5 items from 2017
Jampro has partnered with the Jamaica Film and Television Association (Jafta), and the Chase Fund to deliver Jafta Propella –a script to screen program which nurtures Jamaican content creators and enables them to tell their stories cinematically by providing funding and in-kind support.
Renee Robinson, a native Jamaican, is the new(ish) Film Commissioner of Jamaica, now in her second year of a three year term. In fact the first film professional to hold the office of Film Commissioner, she has instituted changes geared toward helping emerging filmmakers hone their talents to make Jamaica great again. She is a multi-lingual cultural industry strategist and thought-leader who has worked in Canada, Europe, South Africa, and the Caribbean in film, television, digital media, arts and culture, entertainment, and communications. With almost two decades of senior management experience in content programming, regulation/ policy, strategic planning, and industry intelligence, she has held in leadership »
- Sydney Levine
The lack of progress with diversity in Hollywood is “troubling”, said the actress.
Halle Berry has said her historic Oscar win for Monster’s Ball “meant nothing”.
Berry became the first (and still only) black woman to win the best actress category at the 2002 Academy Awards, and her acceptance speech referenced its importance.
She said: “This moment is so much bigger than me. This moment is for Dorothy Dandridge, Lena Horne, Diahann Carroll. It’s for the women that stand beside me, Jada Pinkett, Angela Bassett, Vivica Fox. And it’s for every nameless, faceless woman of colour that now has a chance because this door tonight has been opened.”
However, whilst taking part in a Q&A in Cannes Lions with Teen Vogue editor-in-chief Elaine Welteroth, she said the 2016 Oscar nominations which sparked the #OscarsSoWhite backlash made her revise her opinion of the win.
“It was probably one of my lowest professional moments… I sat there »
- email@example.com (Orlando Parfitt)
When Halle Berry won her historic Best Actress Oscar back in 2002, the “Monster’s Ball” star keenly recognized the importance of the moment and what it meant to other actresses of color. Berry was the first black woman to win an Oscar in the category, and more than 15 years later, she’s still the only black actress to have earned the accolade.
In her acceptance speech, Berry said, “This moment is so much bigger than me. This moment is for Dorothy Dandridge, Lena Horne, Diahann Carroll. It’s for the women that stand beside me, Jada Pinkett, Angela Bassett, Vivica Fox. And it’s for every nameless, faceless woman of color that now has a chance because this door tonight has been opened. Thank you. I’m so honored. I’m so honored.”
- Kate Erbland
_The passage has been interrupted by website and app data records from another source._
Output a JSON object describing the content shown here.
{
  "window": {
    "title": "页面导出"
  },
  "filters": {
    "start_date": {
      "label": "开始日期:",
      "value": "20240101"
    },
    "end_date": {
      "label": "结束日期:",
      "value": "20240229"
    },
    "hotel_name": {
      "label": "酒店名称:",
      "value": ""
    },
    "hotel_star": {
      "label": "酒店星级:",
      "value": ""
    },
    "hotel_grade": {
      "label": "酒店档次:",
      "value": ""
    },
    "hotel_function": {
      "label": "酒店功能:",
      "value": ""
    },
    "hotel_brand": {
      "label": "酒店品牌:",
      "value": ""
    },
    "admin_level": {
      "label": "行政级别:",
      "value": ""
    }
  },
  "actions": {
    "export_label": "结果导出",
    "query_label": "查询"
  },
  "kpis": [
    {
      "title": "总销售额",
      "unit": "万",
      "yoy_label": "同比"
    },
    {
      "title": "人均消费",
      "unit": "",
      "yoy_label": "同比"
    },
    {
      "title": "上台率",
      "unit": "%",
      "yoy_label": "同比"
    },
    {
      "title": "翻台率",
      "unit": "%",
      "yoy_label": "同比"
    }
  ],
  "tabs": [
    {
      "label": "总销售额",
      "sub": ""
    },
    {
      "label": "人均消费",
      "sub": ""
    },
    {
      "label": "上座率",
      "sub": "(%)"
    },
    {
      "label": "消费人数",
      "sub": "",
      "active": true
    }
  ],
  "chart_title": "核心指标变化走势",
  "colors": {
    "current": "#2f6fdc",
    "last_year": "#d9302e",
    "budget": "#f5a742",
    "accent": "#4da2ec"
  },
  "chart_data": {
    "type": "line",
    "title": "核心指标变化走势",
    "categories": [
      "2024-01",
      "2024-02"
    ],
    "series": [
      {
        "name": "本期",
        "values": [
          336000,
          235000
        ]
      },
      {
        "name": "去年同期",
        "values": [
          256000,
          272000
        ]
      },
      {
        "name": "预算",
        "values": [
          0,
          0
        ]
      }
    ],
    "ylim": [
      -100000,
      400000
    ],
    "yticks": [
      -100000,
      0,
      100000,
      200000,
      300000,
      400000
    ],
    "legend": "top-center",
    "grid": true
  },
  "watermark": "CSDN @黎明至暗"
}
Image Source: Getty / Lee Celano The Oscars have been plagued by obvious race issues since they began in 1929, and things seemingly came to a head with the #OscarsSoWhite discussion a couple of years ago; the overwhelming lack of diversity in nominees in both 2015 and 2016 resulted in Academy president Cheryl Boone Isaacs taking bigger, more noticeable steps to double the number of diverse members in its voting body by 2020. Nevertheless, a black actor (the incomparable Sidney Poitier) wasn't awarded until 1964, and it was only in 2002 that Halle Berry became the first black woman to win a best actress trophy. At this year's ceremony, Mahershala Ali and Viola Davis won for their supporting roles, adding to a pretty short list. So, just how many black actors have won Oscars over the years? Sixteen. A whopping sixteen distinguished, talented people in 89 years. Scroll through to see who they are and learn about the records they've broken. »
- Brittney Stephens
Halle Berry's Oscar win for Monster's Ball made her the first black woman to win best actress and only the second to win an Academy Award since the ceremony's inception in 1929. She gave a heartfelt, emotional speech that still brings us to tears thanks to its sincerity and passion; Berry didn't just accept the honor on her behalf, but paid homage to the women of color who came before her. "This moment is so much bigger than me," Berry told the crowd through tears. "This moment is for Dorothy Dandridge, Lena Horne, Diahann Carroll. It's for the women that stand beside me, Jada Pinkett, Angela Bassett, Vivica Fox. And it's for every nameless, faceless woman of color that now has a chance because this door tonight has been opened." Berry will be returning to the Oscars stage on Sunday to mark the 15th anniversary of her historic win, and »
- Brittney Stephens
5 items from 2017
IMDb.com, Inc. takes no responsibility for the content or accuracy of the above news articles, Tweets, or blog posts. This content is published for the entertainment of our users only. The news articles, Tweets, and blog posts do not represent IMDb's opinions nor can we guarantee that the reporting therein is completely factual. Please visit the source responsible for the item in question to report any concerns you may have regarding content or accuracy.See our NewsDesk partners